Love your greens? So does the diamondback moth – especially brassicas like broccoli and cauliflower, and leafy salad greens – as many growers around the world know. Despite its diminutive size, the diamondback moth has long been considered a ‘super pest’, especially in the tropics, though a warming climate means it is now venturing into the UK and other locations that are becoming suitable for insects. The diamondback moth’s ability to breed rapidly and develop resistance to pesticides costs growers billions of dollars in control measures and lost produce each year. But it is not unbeatable. NRI experts advise growers that the time is right to get smart about pest management.
Invisible insects? The insects in question are not actually invisible, but they do fly high enough for their movement to have gone largely unnoticed. The huge numbers of insects – about 3.5 trillion each year – were recorded flying over the southern UK using a special-purpose vertical-looking radar invented by Professor Joe Riley and Alan Smith during their time at NRI in the 1990s. Their radar was the main technique used in a decade-long insect monitoring study. This long period of continuous monitoring made it possible to produce an overview of total numbers of insects and their ‘biomass’ or amount of living matter, which amounted to about 3,200 tonnes of insects per year. The analyses of this study, carried out by a multinational group of scientists from Exeter University, Rothamsted Research, NRI, and the Hebrew University and the University of Haifa, in Israel, were recently published in Science.
Better nutrition for a growing population is a major challenge of our time. In order to provide a healthy and sustainable diet for all, it is necessary to have a clear and accurate picture of current agricultural food systems. By improving standards for collecting and measuring data and developing innovative methodologies for evaluating agriculture and food systems, scientists will be able to build a robust evidence base which in turn will guide actions to improve nutrition. To that end, NRI has recently been awarded two research grants, both of which are looking to develop innovative methodologies and tools for capturing and measuring data, leading to more effective interventions to improve nutrition.

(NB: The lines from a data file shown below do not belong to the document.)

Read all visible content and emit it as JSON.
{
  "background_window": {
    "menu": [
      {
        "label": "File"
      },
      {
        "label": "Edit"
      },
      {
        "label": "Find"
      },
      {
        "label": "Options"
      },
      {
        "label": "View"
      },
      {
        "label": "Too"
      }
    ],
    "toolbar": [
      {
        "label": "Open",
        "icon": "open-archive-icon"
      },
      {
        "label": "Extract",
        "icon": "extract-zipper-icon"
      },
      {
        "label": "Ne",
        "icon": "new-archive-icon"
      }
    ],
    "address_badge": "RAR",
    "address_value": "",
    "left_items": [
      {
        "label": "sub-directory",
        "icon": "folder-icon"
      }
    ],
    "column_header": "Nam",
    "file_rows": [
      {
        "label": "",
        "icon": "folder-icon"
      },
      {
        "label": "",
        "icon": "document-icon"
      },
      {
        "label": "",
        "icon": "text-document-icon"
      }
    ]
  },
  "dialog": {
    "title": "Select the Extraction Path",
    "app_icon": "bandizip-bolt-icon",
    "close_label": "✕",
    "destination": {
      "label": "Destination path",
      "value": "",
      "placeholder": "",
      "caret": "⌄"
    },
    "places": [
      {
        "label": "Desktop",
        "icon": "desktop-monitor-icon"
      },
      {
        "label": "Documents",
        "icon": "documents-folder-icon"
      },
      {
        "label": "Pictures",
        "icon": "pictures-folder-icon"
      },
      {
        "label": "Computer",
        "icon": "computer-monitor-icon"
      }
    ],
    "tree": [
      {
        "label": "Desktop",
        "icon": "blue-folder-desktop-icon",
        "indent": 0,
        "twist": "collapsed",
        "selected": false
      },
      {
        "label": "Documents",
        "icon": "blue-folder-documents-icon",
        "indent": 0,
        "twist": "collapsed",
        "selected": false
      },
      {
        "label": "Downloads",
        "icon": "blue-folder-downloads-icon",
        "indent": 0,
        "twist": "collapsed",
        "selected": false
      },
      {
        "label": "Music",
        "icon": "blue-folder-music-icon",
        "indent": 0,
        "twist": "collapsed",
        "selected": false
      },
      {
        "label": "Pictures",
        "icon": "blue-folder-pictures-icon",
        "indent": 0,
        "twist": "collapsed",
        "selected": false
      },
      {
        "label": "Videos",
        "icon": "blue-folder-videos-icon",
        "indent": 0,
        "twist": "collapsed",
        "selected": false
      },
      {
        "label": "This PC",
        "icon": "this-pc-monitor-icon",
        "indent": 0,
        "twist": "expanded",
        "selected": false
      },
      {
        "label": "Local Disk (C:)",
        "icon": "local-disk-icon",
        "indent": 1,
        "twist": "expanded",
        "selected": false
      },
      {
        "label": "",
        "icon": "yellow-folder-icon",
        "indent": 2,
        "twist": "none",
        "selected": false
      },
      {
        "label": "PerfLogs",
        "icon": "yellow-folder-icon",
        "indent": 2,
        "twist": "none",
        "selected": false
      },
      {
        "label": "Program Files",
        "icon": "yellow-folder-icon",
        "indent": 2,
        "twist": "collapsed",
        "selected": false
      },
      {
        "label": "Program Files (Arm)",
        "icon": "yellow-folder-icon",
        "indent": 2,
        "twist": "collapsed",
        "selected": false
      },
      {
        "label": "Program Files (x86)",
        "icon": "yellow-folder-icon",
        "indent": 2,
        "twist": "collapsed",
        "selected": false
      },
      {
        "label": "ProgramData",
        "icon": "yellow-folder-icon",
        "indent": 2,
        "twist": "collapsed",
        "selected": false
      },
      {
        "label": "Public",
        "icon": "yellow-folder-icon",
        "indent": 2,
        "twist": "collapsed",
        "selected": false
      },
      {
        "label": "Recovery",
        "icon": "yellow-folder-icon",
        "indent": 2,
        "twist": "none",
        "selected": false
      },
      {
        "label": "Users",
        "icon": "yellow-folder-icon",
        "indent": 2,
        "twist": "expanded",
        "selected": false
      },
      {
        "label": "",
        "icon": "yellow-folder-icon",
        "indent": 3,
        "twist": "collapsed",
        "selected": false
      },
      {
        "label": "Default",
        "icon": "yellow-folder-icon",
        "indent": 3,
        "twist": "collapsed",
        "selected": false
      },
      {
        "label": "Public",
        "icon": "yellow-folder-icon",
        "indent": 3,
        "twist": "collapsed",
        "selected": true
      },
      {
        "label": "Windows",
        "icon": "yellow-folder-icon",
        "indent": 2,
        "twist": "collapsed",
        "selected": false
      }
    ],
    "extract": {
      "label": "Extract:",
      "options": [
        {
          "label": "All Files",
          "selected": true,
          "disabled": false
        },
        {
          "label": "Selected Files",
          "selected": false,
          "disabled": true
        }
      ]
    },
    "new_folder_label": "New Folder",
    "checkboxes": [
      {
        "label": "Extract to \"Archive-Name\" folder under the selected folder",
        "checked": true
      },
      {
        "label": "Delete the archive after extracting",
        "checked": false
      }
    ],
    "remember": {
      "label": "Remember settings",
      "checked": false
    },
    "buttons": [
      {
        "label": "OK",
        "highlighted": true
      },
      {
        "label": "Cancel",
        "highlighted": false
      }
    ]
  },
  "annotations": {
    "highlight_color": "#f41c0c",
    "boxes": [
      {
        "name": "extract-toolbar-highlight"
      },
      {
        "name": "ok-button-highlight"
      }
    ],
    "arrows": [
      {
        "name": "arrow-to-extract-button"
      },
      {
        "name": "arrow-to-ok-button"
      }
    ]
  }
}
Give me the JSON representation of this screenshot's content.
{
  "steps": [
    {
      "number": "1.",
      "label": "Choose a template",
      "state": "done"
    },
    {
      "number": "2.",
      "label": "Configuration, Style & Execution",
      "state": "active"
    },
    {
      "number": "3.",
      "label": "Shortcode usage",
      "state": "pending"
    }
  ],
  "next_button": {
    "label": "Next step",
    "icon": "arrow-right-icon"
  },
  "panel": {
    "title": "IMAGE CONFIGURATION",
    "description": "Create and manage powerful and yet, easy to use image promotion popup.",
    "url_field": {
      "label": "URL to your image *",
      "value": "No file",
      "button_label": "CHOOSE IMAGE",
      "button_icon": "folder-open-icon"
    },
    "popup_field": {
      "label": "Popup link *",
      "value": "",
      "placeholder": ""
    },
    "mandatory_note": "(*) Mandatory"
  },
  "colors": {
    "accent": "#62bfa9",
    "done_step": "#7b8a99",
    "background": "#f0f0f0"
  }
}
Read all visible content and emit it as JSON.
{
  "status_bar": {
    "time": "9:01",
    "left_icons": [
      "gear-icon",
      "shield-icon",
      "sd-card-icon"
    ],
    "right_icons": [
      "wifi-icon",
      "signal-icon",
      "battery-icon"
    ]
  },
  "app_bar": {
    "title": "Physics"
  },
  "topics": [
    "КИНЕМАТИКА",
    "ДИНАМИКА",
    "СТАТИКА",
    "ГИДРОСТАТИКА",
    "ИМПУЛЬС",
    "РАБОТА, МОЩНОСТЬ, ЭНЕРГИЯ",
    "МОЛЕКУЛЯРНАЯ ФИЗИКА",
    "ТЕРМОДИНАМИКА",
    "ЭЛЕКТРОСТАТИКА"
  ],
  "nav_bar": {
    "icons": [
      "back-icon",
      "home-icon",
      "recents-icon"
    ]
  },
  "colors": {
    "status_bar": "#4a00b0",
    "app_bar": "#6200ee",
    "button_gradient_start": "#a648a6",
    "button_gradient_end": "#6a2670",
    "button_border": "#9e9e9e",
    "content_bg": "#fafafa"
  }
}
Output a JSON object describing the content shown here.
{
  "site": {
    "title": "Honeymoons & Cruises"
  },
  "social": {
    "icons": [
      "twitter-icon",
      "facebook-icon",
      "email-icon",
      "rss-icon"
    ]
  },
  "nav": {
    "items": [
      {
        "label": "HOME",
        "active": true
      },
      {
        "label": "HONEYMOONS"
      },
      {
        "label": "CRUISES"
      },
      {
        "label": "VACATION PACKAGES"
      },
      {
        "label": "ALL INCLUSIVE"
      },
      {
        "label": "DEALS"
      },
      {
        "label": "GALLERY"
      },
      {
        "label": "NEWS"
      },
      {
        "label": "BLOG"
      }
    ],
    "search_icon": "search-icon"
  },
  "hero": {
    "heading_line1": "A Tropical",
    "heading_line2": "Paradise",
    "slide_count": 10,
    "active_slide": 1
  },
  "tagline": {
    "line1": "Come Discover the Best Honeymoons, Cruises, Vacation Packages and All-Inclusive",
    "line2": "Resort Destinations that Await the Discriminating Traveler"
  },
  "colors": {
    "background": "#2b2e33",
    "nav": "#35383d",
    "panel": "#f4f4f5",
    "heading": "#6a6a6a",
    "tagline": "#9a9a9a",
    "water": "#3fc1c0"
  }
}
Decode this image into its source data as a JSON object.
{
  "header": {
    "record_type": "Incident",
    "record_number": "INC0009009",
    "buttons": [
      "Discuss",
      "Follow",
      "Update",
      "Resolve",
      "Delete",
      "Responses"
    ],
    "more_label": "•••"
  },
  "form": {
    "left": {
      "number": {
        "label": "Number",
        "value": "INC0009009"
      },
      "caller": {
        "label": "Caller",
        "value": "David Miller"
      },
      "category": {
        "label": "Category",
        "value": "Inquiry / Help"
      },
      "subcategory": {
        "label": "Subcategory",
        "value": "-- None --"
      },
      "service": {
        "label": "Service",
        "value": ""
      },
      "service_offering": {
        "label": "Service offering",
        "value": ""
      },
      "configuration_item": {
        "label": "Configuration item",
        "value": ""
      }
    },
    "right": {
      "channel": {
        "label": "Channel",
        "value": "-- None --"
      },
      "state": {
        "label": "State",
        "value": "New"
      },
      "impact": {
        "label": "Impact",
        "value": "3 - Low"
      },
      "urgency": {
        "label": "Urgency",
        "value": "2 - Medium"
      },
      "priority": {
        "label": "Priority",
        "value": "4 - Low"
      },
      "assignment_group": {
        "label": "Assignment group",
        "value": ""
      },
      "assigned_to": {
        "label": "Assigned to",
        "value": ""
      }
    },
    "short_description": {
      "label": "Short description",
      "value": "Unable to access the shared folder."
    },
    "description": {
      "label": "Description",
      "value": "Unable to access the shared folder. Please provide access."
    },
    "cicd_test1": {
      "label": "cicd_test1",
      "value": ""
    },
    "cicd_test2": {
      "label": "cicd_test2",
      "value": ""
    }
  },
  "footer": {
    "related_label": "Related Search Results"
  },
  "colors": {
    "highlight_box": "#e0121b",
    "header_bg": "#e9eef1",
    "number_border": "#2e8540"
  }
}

Rats are everywhere. They cause damage in a multitude of ways, from destroying field crops, to eating and contaminating stored food, spreading serious diseases among people and animals and destroying infrastructure. Rodents can even cause house and farm fires by biting through electrical cables. NRI, together with research teams from six African countries, have been working on a project known as ‘StopRats’ which aims to significantly reduce the impact of rodents on people’s lives.